But today, we're moving towards the trend of digitalization. We know what works via our current methods, and we're very curious about how we can improve things further. Among the many things that come with digitalization, is the trend of using robots for numerous tasks.
Quite frankly, these construction robots are not perfect yet. But we're headed in the right direction, with their development. As they get matured and further enhanced, they can prove to be quite beneficial for the industry.
Two reasons companies should definitely consider investing in these could be:
- A robot can do the job with more precision
- A robot would require less effort and time, to get more work done
The Types of Construction Robots
Different types of construction robots are designed for unique tasks. Many are being developed, Some of them are as follows:
3-D Printing Robots
One of the main types, is 3D-printing robots. 3-D printing is one of the most popular applications to enter the construction industry. This technology can change the fundamental process of construction since it can accelerate production and reduce waste materials. It has the amazing capability of putting up building structures on demand.

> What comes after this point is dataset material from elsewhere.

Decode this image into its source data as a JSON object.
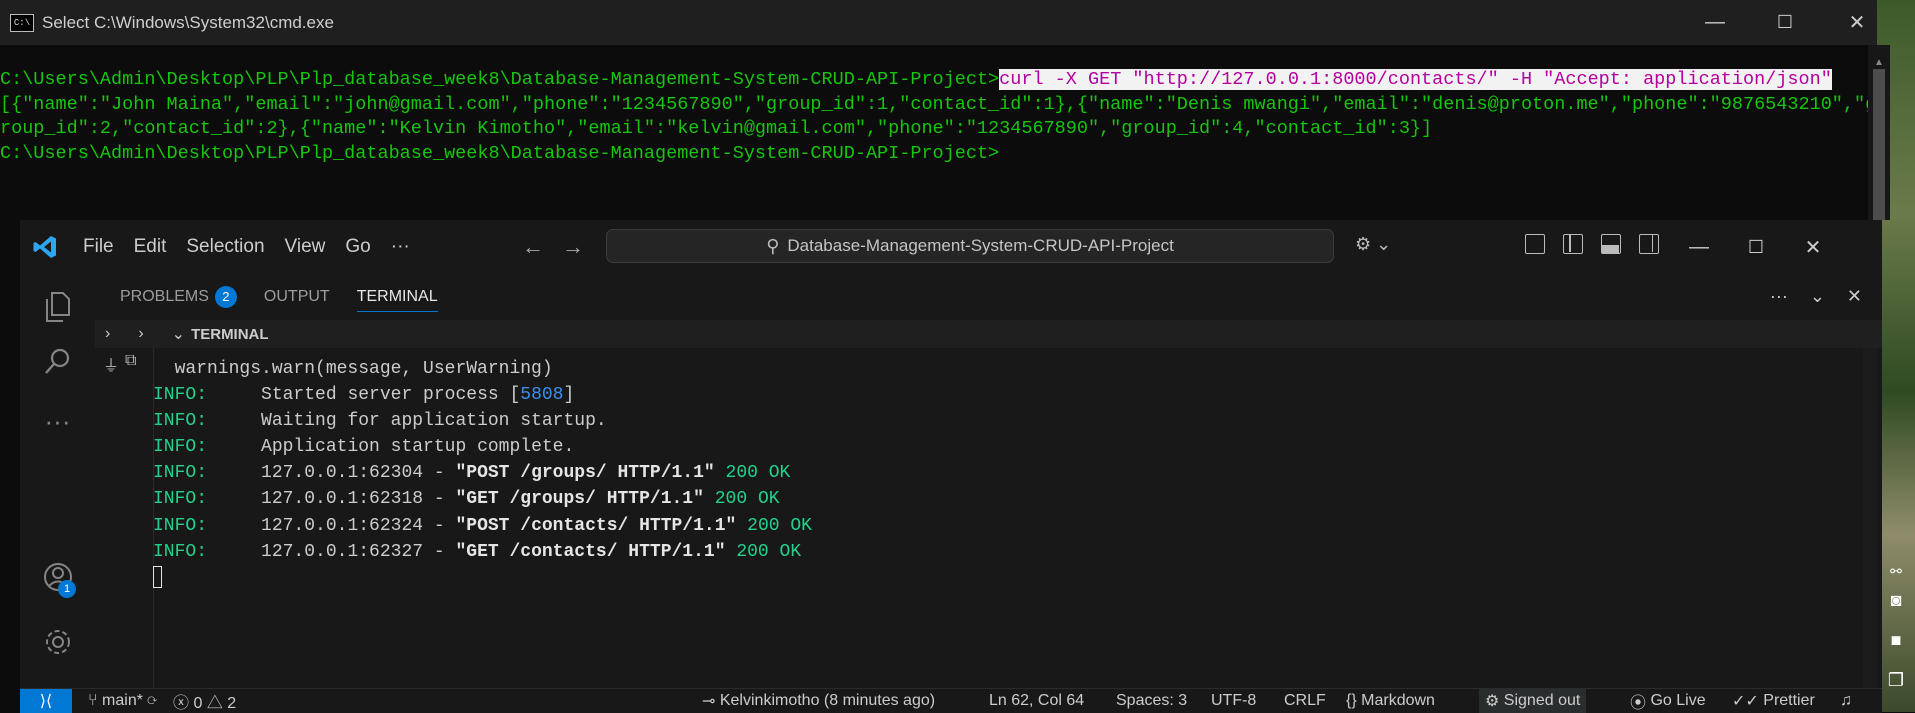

Another great type is brick-laying robots. They too improve the quality of the construction work. Most of the bricklaying robots utilize arms of industrial robots to assemble the masonry structure of the building. They're quite efficient, and are suitable for large construction projects with tight deadlines.
Drones too are quite popular in the field of construction. They're used for drone mapping, to generate 3-D models of construction sites. Plus, various other complicated tasks, such as contour construction, surveying, 3D scanning, transportation, etc.
How can we not talk about this one? These too have created a hype about themselves. Using robots for demolishing large structures and buildings can accelerate the demolition process. These robots are much safer and cheaper in demolishing concrete structures, than traditional demolition crews.
When you hear "autonomous vehicles", you may assume self-driving cars. Same concept, bit different. Self-driving vehicles are also being developed today, to roll around on construction sites for various reasons. They can be used in combination with drones for better 3-D modelling, site surveillance, transportation of goods, and much more.
These are great uses for robots in construction. But that brings us to the big questions. Will this end jobs for construction workers? If we adapt to these things, would it be harmful for the common man? These are great inventions for projects, but what impact will they have on a regular construction worker? Will robots eventually take over all of construction?
For the most part, you don't need to worry. As with most technology, these will only help the current workers improve their efficiency and effectiveness. Some tasks will of course be handed to the robots, but at least for now supervision too will play a huge part. Most of these robots are still going through changes and improvements. While they're efficient, they're also prone to error or malfunctioning. This is why it's important for workers to be present at the time of its use. Even perfected models, will need supervision. But they'll take some of the work load off workers and help manage time better.
And in the future? As technology evolves, so does the requirement of human skills. Because only a trained professional can properly operate a complicated machine. Let's assume that in the future all work is done by robots. Even then, it will be a gradual process. Robots won't completely end jobs. But instead, as with all technology, they'll gradually change the requirements of a job. Today's construction worker is much different, from one that worked a century back. The job's still there. It's only the requirements of the job, that have changed with time.